*** Materials provided Section Begins ***

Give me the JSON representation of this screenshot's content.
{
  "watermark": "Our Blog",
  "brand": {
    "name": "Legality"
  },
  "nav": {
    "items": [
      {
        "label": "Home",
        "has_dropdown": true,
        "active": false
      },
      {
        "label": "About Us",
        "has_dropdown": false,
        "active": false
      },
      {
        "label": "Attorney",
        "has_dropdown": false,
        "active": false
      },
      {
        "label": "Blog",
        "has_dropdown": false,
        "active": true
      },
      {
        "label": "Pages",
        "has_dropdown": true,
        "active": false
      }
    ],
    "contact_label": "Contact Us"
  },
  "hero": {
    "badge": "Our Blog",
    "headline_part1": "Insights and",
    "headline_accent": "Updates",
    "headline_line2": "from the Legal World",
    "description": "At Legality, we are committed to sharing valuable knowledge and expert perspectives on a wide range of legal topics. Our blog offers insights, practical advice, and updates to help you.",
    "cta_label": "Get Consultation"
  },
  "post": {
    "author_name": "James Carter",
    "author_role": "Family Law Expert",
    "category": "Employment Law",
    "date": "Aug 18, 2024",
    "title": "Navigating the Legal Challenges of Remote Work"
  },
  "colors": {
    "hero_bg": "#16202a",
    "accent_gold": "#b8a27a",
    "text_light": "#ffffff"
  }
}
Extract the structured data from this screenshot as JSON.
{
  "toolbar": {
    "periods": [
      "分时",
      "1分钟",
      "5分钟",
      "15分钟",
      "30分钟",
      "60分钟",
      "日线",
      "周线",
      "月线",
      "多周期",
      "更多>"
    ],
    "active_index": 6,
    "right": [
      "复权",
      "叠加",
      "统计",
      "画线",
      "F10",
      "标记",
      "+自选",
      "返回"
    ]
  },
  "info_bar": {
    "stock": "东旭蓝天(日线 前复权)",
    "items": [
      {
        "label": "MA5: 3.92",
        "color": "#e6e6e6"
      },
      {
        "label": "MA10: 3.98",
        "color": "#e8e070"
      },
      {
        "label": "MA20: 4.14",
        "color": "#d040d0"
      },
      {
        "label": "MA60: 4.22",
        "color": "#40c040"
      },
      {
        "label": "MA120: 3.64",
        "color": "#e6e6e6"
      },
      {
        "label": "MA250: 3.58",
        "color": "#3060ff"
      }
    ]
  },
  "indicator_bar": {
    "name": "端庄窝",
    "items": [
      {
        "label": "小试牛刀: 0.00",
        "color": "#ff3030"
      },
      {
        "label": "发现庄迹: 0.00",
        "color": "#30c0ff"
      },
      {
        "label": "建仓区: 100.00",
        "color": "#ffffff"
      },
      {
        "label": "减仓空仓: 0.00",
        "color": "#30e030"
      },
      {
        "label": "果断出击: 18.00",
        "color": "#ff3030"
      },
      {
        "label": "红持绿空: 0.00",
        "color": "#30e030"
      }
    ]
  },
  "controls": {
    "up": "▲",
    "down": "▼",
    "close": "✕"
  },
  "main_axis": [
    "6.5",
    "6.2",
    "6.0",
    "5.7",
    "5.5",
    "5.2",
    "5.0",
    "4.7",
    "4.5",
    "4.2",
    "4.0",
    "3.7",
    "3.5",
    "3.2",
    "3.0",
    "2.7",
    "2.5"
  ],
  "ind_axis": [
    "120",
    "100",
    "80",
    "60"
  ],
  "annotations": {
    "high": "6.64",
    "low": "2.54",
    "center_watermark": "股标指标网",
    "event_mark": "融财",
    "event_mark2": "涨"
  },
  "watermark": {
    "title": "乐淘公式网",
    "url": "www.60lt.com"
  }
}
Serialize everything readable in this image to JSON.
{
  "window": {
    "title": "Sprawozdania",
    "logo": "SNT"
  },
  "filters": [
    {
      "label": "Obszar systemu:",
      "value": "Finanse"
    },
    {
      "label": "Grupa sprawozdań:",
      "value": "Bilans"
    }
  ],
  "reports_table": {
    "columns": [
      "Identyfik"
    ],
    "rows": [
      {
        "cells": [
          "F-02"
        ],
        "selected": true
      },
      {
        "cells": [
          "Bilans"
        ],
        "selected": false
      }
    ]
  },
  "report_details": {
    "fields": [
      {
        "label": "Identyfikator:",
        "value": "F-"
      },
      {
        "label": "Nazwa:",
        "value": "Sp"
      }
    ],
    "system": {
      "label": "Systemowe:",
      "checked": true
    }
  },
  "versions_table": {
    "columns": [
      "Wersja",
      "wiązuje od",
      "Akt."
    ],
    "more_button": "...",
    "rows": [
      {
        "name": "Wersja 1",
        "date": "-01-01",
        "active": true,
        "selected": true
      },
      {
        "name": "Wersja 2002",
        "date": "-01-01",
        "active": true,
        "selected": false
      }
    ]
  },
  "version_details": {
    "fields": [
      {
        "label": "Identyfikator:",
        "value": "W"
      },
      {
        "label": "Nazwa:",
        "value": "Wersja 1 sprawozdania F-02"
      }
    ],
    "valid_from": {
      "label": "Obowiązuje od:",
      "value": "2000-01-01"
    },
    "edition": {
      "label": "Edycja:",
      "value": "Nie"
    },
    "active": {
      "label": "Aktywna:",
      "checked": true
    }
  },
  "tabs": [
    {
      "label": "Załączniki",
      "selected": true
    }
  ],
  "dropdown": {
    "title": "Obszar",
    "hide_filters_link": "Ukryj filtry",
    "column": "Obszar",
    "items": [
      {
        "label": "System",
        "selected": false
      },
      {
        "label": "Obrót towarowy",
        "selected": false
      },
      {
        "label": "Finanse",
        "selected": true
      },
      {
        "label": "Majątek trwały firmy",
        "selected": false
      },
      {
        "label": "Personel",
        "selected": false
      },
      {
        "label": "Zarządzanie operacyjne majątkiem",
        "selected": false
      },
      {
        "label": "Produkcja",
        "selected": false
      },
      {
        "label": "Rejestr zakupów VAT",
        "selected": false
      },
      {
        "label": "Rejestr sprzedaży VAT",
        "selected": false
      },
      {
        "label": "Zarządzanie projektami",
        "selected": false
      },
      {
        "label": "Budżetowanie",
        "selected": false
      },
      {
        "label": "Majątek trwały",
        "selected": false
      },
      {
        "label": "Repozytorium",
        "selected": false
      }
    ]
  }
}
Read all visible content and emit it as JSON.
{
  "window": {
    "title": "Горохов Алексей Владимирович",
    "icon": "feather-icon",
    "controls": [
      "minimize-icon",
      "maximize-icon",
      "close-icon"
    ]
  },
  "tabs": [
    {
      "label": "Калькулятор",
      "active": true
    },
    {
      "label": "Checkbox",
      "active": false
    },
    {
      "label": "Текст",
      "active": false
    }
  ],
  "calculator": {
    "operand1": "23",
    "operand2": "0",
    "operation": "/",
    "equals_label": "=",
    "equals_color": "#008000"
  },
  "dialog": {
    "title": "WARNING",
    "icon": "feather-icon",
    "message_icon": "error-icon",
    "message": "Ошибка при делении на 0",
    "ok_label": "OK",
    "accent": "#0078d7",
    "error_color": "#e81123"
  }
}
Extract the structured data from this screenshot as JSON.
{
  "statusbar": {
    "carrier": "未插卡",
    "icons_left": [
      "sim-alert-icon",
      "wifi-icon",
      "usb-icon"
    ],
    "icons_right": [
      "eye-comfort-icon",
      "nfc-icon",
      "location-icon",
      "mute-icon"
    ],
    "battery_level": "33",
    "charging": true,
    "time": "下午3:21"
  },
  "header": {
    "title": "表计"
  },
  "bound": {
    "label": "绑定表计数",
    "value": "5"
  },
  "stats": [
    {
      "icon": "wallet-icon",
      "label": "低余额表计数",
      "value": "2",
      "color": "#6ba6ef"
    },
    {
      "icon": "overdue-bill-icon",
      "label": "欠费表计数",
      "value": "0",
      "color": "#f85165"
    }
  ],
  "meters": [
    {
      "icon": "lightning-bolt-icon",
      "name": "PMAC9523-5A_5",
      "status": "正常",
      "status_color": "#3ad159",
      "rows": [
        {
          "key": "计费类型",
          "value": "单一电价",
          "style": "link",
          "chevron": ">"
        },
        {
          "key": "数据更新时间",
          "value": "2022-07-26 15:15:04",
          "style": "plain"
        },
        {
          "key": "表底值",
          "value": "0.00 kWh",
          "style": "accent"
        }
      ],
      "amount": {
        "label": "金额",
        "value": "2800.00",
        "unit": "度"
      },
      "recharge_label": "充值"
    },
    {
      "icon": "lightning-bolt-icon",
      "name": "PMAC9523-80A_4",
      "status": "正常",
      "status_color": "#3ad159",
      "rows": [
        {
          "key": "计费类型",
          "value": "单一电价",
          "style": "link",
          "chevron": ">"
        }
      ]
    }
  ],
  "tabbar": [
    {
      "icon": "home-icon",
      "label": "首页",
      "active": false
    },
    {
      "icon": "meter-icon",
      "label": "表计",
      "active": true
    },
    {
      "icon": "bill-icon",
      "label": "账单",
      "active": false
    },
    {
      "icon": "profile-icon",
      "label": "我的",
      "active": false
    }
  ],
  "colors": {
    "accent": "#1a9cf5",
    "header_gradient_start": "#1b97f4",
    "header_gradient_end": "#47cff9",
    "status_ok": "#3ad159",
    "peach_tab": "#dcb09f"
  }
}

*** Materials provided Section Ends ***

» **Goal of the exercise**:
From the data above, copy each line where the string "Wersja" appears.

» **Result of the exercise**:
      "Wersja",
        "name": "Wersja 1",
        "name": "Wersja 2002",
        "value": "Wersja 1 sprawozdania F-02"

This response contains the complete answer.